Kess Smith (Kess Crystal) recently invited me to previews that spring 2022 design for her Homestead region of Deer River ahead of its official public opening. Unfortunately, time was against me and I was unable to make a visit ahead of the opening, so I hopped over to take a look as soon as I had a couple of days to explore properly and photograph.
As its name suggests, Deer River Spring sees the region take on a spring / summer look to offer a theme Kess describes as “boho festival”. I’ll be honest, I’m not sure what that means – while there are touches of the bohemian to be found within the yurts within the region, on the whole, I found the look and feel to be more North American rural rather than carrying a noticeable bohemian feel.
Which should not be taken to mean Deer River Spring in any way fails to deliver; quite the reverse in fact. It’s is a richly engaging design presenting a richly detailed, natural retreat within which there is much to see and do, surrounded by of-region hills and islands.
The most obvious route for exploration is the dirt track that loops its way around the setting. This starts and finishes at the two covered bridges that cross from the circular landing point islet located in the north-east of the region. Exactly which bridge you take to join the track is simply a matter of personal choice, as either direction will bring you to the region’s major points of interest.
For example, to the south, the track parallels the narrow ribbon of rocky sand that marks the shoreline to lasso a trio of weathered buildings within a loose loop. Between them, the buildings form a fish market (the produce presumably delivered by the fishing boat lying just offshore), a garage / filling station and a café with a trellised outdoor seating area.
To the west, meanwhile, the track will take people past a rugged festival field occupying the northern sweep of the island and which is clearly intended as a festival / music space. It is home to two of the yurts to be found within the region, one offered as an “art station” and the other a “zen station” and both open to visitors. Continuing beyond the field, the track turns more southwards to reach a long wooden bridge that runs along a deep pool of water. This is fed from multiple falls dropping from an arc of blocky cliffs at the edge of the region, the bridge passing over the water to region the track as it turns to meet with its southern arm below the steps of a craggy hill that rises to the south-west.
Stone steps have been set against the rocky side of this hill to provide a way up to where a cobbled path has been set out over the grass and which lead to a little wooden cabin. Perhaps it is owned by whoever runs the fish store / café / garage; perhaps it is a place set aside as a little retreat. It’s certainly cosy and has a welcoming meal set out on the front veranda, while the horses grazing close by are clearly unconcerned by any visitors the cabin brings to itself.
Beyond it, more steps have been laid to give access to both a secluded meadow set out with a small deck and open fire and a high platform extending out from the western cliffs to offer a look-out point covering a channel between the surrounding hills.

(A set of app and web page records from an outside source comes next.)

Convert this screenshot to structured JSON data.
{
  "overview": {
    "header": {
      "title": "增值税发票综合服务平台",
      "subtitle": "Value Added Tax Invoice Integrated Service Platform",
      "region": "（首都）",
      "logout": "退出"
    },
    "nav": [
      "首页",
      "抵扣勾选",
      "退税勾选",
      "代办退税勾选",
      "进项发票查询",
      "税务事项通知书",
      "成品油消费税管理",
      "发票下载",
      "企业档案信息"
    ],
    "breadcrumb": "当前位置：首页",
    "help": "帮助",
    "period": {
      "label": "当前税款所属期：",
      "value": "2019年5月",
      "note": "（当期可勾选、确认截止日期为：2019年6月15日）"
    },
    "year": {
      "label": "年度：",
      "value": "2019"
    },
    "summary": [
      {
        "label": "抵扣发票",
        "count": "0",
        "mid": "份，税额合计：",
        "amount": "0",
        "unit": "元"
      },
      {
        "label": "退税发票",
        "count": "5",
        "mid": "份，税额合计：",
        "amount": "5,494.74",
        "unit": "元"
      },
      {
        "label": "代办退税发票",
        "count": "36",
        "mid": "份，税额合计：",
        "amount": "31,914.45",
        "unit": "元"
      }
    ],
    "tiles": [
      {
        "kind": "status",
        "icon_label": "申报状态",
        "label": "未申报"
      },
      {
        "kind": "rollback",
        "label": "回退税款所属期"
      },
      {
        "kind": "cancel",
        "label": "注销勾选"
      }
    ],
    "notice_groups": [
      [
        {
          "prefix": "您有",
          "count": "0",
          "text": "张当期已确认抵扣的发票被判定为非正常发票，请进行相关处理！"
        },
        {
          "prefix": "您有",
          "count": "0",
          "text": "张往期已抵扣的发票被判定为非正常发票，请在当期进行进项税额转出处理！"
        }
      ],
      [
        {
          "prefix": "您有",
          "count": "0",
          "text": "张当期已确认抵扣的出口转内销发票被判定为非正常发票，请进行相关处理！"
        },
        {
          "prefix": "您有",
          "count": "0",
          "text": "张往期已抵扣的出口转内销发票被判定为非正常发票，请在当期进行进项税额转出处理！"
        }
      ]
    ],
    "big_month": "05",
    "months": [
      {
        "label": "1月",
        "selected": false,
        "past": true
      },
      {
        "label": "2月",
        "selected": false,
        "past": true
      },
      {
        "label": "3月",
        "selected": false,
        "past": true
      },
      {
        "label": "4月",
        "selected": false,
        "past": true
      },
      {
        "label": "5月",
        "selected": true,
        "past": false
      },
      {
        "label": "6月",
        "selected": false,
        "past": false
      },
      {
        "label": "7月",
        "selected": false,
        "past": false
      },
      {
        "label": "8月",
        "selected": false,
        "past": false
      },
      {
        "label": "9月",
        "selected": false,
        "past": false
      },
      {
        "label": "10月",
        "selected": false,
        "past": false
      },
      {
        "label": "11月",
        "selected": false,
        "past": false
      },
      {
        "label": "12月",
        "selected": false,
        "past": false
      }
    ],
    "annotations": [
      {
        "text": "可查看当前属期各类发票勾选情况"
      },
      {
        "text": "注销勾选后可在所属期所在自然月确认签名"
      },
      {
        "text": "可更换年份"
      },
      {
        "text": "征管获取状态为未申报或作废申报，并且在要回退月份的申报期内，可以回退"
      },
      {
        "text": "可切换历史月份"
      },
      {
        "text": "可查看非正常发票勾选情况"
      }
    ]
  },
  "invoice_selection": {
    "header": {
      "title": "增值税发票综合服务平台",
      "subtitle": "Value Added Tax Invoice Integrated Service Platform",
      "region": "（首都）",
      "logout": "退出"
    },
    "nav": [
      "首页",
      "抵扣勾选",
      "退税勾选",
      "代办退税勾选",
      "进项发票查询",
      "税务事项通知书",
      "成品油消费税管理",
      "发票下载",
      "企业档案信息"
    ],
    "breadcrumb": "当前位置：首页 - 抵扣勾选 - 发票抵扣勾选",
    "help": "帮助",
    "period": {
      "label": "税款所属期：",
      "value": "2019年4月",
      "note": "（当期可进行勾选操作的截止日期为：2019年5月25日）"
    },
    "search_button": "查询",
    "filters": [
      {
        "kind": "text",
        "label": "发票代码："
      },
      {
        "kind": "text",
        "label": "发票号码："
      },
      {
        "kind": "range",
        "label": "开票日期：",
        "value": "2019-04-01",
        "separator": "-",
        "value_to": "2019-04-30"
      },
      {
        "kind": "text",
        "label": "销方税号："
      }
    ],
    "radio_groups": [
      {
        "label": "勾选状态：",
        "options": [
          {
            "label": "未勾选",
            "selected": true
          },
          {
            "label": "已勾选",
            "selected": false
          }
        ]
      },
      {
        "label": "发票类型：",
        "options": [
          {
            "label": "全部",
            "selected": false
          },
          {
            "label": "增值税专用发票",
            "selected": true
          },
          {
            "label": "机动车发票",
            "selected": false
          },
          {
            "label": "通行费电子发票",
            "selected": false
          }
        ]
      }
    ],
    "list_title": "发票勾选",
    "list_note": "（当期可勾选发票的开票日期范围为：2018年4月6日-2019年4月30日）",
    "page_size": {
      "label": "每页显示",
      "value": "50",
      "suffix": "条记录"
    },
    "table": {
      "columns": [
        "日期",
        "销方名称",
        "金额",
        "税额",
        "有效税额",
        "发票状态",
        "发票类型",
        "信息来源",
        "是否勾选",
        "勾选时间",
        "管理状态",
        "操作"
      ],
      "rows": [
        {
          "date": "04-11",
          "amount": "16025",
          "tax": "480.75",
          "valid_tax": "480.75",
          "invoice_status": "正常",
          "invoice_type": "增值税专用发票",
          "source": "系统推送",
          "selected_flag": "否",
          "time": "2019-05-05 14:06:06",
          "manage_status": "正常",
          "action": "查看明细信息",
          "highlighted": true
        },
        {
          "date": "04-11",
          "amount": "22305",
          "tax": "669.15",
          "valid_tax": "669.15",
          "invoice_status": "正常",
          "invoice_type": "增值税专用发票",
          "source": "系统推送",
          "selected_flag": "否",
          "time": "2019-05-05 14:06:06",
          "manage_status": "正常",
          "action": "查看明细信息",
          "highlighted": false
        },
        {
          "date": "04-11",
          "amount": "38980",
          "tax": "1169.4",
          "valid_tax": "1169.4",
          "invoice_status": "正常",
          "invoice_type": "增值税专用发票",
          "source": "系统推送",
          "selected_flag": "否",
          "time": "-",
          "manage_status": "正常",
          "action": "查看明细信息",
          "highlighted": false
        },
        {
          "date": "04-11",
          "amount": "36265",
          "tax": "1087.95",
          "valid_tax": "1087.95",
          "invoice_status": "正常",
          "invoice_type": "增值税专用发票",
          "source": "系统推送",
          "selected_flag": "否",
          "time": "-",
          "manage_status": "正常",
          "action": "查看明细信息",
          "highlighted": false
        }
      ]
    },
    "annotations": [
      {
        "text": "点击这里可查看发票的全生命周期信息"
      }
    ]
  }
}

The southern end of the region lays screened behind a curtain of trees, the path through them marked by a fence and a sign that warns it leads to the island’s two rentals, so informing visitors that privacy should be respected when passing through the trees. The rentals (intended for short-term stays at L$250 a day) sit within their own grounds, each with its own view. However, it is not their location that makes them interesting, it is the fact that they are also yurts, and within each of their comfortable cylinders that the bohemian aspect of the region is fully in evidence.
While the track looping through the setting has been rutted by the passage of wheels and the odd car and light goods vehicle can be found here and there, the preferred ways for getting around the region is on foot, horseback or bicycle. For the latter two, a Teagle horse rezzer can be found at the landing point and a bicycle rezzer close by the café. Those who have wearable horses / bikes can opt use those. Nor are the tracks the only marked routes across the island; cobbled paths offer alternate routes, whilst the spine of the island forms a sinuous grassy hill that makes for a gentle walk with views across the land.
Throughout all of this are multiple places for people to sit and pass the time, from the cabin on the hill and the deck and look-out point nearby, to the little ice cream truck sitting in the lee of the hill through to swings hanging from trees and desks built over the waters of the river, and more. Finished with an ambient soundscape and with its own wildlife and waterfowl waiting to be spotted, Deer River Spring has much to commend itself to the Second Life explorer and to the photographers among us (joining the local group confers rezzing rights for those needing photo props – but please remember to clean up after yourself!).
Deer River Spring (NewMoon, rated Moderate)
Published by Inara Pey
Eclectic virtual world blogger with a focus on Second Life, VR, virtual environments and technology. View all posts by Inara Pey